This Thing For Which We Have No Name It's not my job to be a behavioral economist; my job is to actually popularize behavioral economics. The interesting thing to me—as someone who has a brother who's an academic—is that academics, however brilliant, are the worst marketers in the world. And there's a reason for this, which is they, of course, possibly rightly, despise the idea of marketing. Their idea is that there is a pure and objective truth and people should appreciate it. My contention would be that there are ideas which, depending on how you present them—it's rather like the experiment with Wason Cards—may either be easily accepted and understood or are incomprehensible and/or repellant. The reason I'd happily describe myself as a behavioral science impresario is that many recent insights from six or seven interrelated fields of social science are extraordinarily important in terms of business activity, but more important still, public policy. Another one, I suspect, is a peculiarity of academics.
University of Idaho Center for Forest Nursery and Seedling Research - Home Page 7 Weird Things Money Does To Your Brain Photo Credit: Shutterstock.com June 24, 2014 | Like this article? Join our email list: Stay up to date with the latest headlines via email. Money is packed with meaning, and it impacts our personalities, our relationships, and how we think. 1. According to research, money actually reduces empathy and compassion. Money also makes people behave more aggressively towards others. 2. The loss of money is known to share a similar psychological and physiological system with physical pain. People also hate losing money more than they love making it. 3. Just thinking about money can cause you to behave unethically. Money makes you dangerous, too. 4. Conventional wisdom holds that the more of something we have, the less important it’s supposed to be to us, but that’s not true with money.

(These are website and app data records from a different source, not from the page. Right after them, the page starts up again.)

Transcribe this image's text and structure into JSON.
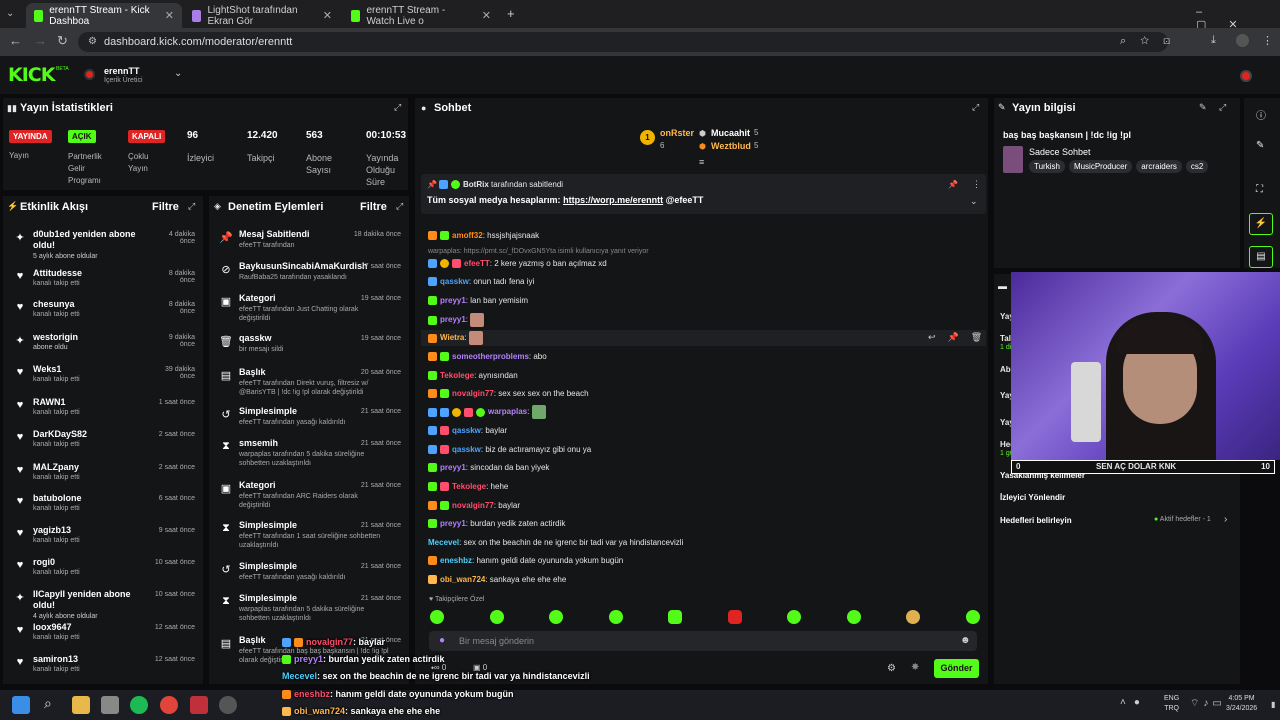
{
  "browser": {
    "tabs": [
      {
        "label": "erennTT Stream - Kick Dashboa"
      },
      {
        "label": "LightShot tarafından Ekran Gör"
      },
      {
        "label": "erennTT Stream - Watch Live o"
      }
    ],
    "url": "dashboard.kick.com/moderator/erenntt"
  },
  "header": {
    "logo": "KICK",
    "beta": "BETA",
    "channel": "erennTT",
    "role": "İçerik Üretici"
  },
  "stats": {
    "title": "Yayın İstatistikleri",
    "items": [
      {
        "badge": "YAYINDA",
        "label": "Yayın",
        "color": "#e02424"
      },
      {
        "badge": "AÇIK",
        "label": "Partnerlik Gelir Programı",
        "color": "#53fc18"
      },
      {
        "badge": "KAPALI",
        "label": "Çoklu Yayın",
        "color": "#e02424"
      }
    ],
    "numbers": [
      {
        "value": "96",
        "label": "İzleyici"
      },
      {
        "value": "12.420",
        "label": "Takipçi"
      },
      {
        "value": "563",
        "label": "Abone Sayısı"
      },
      {
        "value": "00:10:53",
        "label": "Yayında Olduğu Süre"
      }
    ]
  },
  "activity": {
    "title": "Etkinlik Akışı",
    "filter": "Filtre",
    "items": [
      {
        "name": "d0ub1ed yeniden abone oldu!",
        "desc": "5 aylık abone oldular",
        "time": "4 dakika önce",
        "icon": "✦"
      },
      {
        "name": "Attitudesse",
        "desc": "kanalı takip etti",
        "time": "8 dakika önce",
        "icon": "♥"
      },
      {
        "name": "chesunya",
        "desc": "kanalı takip etti",
        "time": "8 dakika önce",
        "icon": "♥"
      },
      {
        "name": "westorigin",
        "desc": "abone oldu",
        "time": "9 dakika önce",
        "icon": "✦"
      },
      {
        "name": "Weks1",
        "desc": "kanalı takip etti",
        "time": "39 dakika önce",
        "icon": "♥"
      },
      {
        "name": "RAWN1",
        "desc": "kanalı takip etti",
        "time": "1 saat önce",
        "icon": "♥"
      },
      {
        "name": "DarKDayS82",
        "desc": "kanalı takip etti",
        "time": "2 saat önce",
        "icon": "♥"
      },
      {
        "name": "MALZpany",
        "desc": "kanalı takip etti",
        "time": "2 saat önce",
        "icon": "♥"
      },
      {
        "name": "batubolone",
        "desc": "kanalı takip etti",
        "time": "6 saat önce",
        "icon": "♥"
      },
      {
        "name": "yagizb13",
        "desc": "kanalı takip etti",
        "time": "9 saat önce",
        "icon": "♥"
      },
      {
        "name": "rogi0",
        "desc": "kanalı takip etti",
        "time": "10 saat önce",
        "icon": "♥"
      },
      {
        "name": "IICapyII yeniden abone oldu!",
        "desc": "4 aylık abone oldular",
        "time": "10 saat önce",
        "icon": "✦"
      },
      {
        "name": "loox9647",
        "desc": "kanalı takip etti",
        "time": "12 saat önce",
        "icon": "♥"
      },
      {
        "name": "samiron13",
        "desc": "kanalı takip etti",
        "time": "12 saat önce",
        "icon": "♥"
      }
    ]
  },
  "moderation": {
    "title": "Denetim Eylemleri",
    "filter": "Filtre",
    "items": [
      {
        "name": "Mesaj Sabitlendi",
        "desc": "efeeTT tarafından",
        "time": "18 dakika önce",
        "icon": "📌"
      },
      {
        "name": "BaykusunSincabiAmaKurdish",
        "desc": "RaufBaba25 tarafından yasaklandı",
        "time": "17 saat önce",
        "icon": "⊘"
      },
      {
        "name": "Kategori",
        "desc": "efeeTT tarafından Just Chatting olarak değiştirildi",
        "time": "19 saat önce",
        "icon": "▣"
      },
      {
        "name": "qasskw",
        "desc": "bir mesajı sildi",
        "time": "19 saat önce",
        "icon": "🗑"
      },
      {
        "name": "Başlık",
        "desc": "efeeTT tarafından Direkt vuruş, filtresiz w/ @BarisYTB | !dc !ig !pl olarak değiştirildi",
        "time": "20 saat önce",
        "icon": "▤"
      },
      {
        "name": "Simplesimple",
        "desc": "efeeTT tarafından yasağı kaldırıldı",
        "time": "21 saat önce",
        "icon": "↺"
      },
      {
        "name": "smsemih",
        "desc": "warpaplas tarafından 5 dakika süreliğine sohbetten uzaklaştırıldı",
        "time": "21 saat önce",
        "icon": "⧗"
      },
      {
        "name": "Kategori",
        "desc": "efeeTT tarafından ARC Raiders olarak değiştirildi",
        "time": "21 saat önce",
        "icon": "▣"
      },
      {
        "name": "Simplesimple",
        "desc": "efeeTT tarafından 1 saat süreliğine sohbetten uzaklaştırıldı",
        "time": "21 saat önce",
        "icon": "⧗"
      },
      {
        "name": "Simplesimple",
        "desc": "efeeTT tarafından yasağı kaldırıldı",
        "time": "21 saat önce",
        "icon": "↺"
      },
      {
        "name": "Simplesimple",
        "desc": "warpaplas tarafından 5 dakika süreliğine sohbetten uzaklaştırıldı",
        "time": "21 saat önce",
        "icon": "⧗"
      },
      {
        "name": "Başlık",
        "desc": "efeeTT tarafından baş baş başkansın | !dc !ig !pl olarak değiştirildi",
        "time": "21 saat önce",
        "icon": "▤"
      }
    ]
  },
  "chat": {
    "title": "Sohbet",
    "leaders": [
      {
        "name": "onRster",
        "count": "6"
      },
      {
        "name": "Mucaahit",
        "count": "5"
      },
      {
        "name": "Weztblud",
        "count": "5"
      }
    ],
    "pinned": {
      "by": "BotRix",
      "suffix": "tarafından sabitlendi",
      "text": "Tüm sosyal medya hesaplarım:",
      "link": "https://worp.me/erenntt",
      "tail": "@efeeTT"
    },
    "reply": "warpaplas: https://prnt.sc/_fDOvxGN5Yta isimli kullanıcıya yanıt veriyor",
    "messages": [
      {
        "user": "amoff32",
        "text": ": hssjshjajsnaak",
        "color": "#ff8c1a"
      },
      {
        "user": "efeeTT",
        "text": ": 2 kere yazmış o ban açılmaz xd",
        "color": "#ff4d6d"
      },
      {
        "user": "qasskw",
        "text": ": onun tadı fena iyi",
        "color": "#4da3ff"
      },
      {
        "user": "preyy1",
        "text": ": lan ban yemisim",
        "color": "#b580ff"
      },
      {
        "user": "preyy1",
        "text": ":",
        "color": "#b580ff"
      },
      {
        "user": "Wietra",
        "text": ":",
        "color": "#ffb84d"
      },
      {
        "user": "someotherproblems",
        "text": ": abo",
        "color": "#b580ff"
      },
      {
        "user": "Tekolege",
        "text": ": aynısından",
        "color": "#ff4d6d"
      },
      {
        "user": "novalgin77",
        "text": ": sex sex sex on the beach",
        "color": "#ff4d6d"
      },
      {
        "user": "warpaplas",
        "text": ":",
        "color": "#b580ff"
      },
      {
        "user": "qasskw",
        "text": ": baylar",
        "color": "#4da3ff"
      },
      {
        "user": "qasskw",
        "text": ": biz de actıramayız gibi onu ya",
        "color": "#4da3ff"
      },
      {
        "user": "preyy1",
        "text": ": sincodan da ban yiyek",
        "color": "#b580ff"
      },
      {
        "user": "Tekolege",
        "text": ": hehe",
        "color": "#ff4d6d"
      },
      {
        "user": "novalgin77",
        "text": ": baylar",
        "color": "#ff4d6d"
      },
      {
        "user": "preyy1",
        "text": ": burdan yedik zaten actirdik",
        "color": "#b580ff"
      },
      {
        "user": "Mecevel",
        "text": ": sex on the beachin de ne igrenc bir tadi var ya hindistancevizli",
        "color": "#4dd0ff"
      },
      {
        "user": "eneshbz",
        "text": ": hanım geldi date oyununda yokum bugün",
        "color": "#4dd0ff"
      },
      {
        "user": "obi_wan724",
        "text": ": sankaya ehe ehe ehe",
        "color": "#ffb84d"
      }
    ],
    "followers_only": "Takipçilere Özel",
    "input_placeholder": "Bir mesaj gönderin",
    "send": "Gönder",
    "counter_a": "0",
    "counter_b": "0"
  },
  "info": {
    "title": "Yayın bilgisi",
    "stream_title": "baş baş başkansın | !dc !ig !pl",
    "mode": "Sadece Sohbet",
    "tags": [
      "Turkish",
      "MusicProducer",
      "arcraiders",
      "cs2"
    ],
    "menu": [
      "İzleyici Yönlendir",
      "Hedefleri belirleyin"
    ],
    "active_goals": "Aktif hedefler - 1",
    "partial": [
      "Yay",
      "Tal",
      "1 di",
      "Ab",
      "Yay",
      "Yay",
      "Hed",
      "1 gün",
      "Yasaklanmış kelimeler"
    ]
  },
  "overlay": {
    "goal_left": "0",
    "goal_text": "SEN AÇ DOLAR KNK",
    "goal_right": "10",
    "lines": [
      {
        "user": "novalgin77",
        "text": ": baylar",
        "color": "#ff4d6d"
      },
      {
        "user": "preyy1",
        "text": ": burdan yedik zaten actirdik",
        "color": "#b580ff"
      },
      {
        "user": "Mecevel",
        "text": ": sex on the beachin de ne igrenc bir tadi var ya hindistancevizli",
        "color": "#4dd0ff"
      },
      {
        "user": "eneshbz",
        "text": ": hanım geldi date oyununda yokum bugün",
        "color": "#ff4d6d"
      },
      {
        "user": "obi_wan724",
        "text": ": sankaya ehe ehe ehe",
        "color": "#ffb84d"
      }
    ]
  },
  "taskbar": {
    "lang1": "ENG",
    "lang2": "TRQ",
    "time": "4:05 PM",
    "date": "3/24/2026"
  }
}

Edible Landscaping Plant Sale: Buy plants online from our garden center and plant nursery Harvard Magazine “People care not only about outcomes, but about how outcomes came to be,” says associate professor of public policy Iris Bohnet of the Kennedy School of Government. “That doesn’t strike anyone but an economistlike meas a surprise.” Game theory, as conceptualized by conventional economics, suggests that players care only about substantive results. With Ramsey professor of political economy Richard Zeckhauser, Bohnet developed a concept of “betrayal aversion,” building on the well-established psychological principle of risk aversionby and large, humans simply don’t like to take risks. It turns out they don’t like to trust, either, because trust is a form of risk that makes one vulnerable to betrayal. Traditionally, academics have linked trust to risk tolerance, since it involves taking a risk. Bohnet and Zeckhauser have been running two games, now with about a thousand subjects around the world, playing in groups of 30 at a time. Trust has other policy implications.
Trees of Antiquity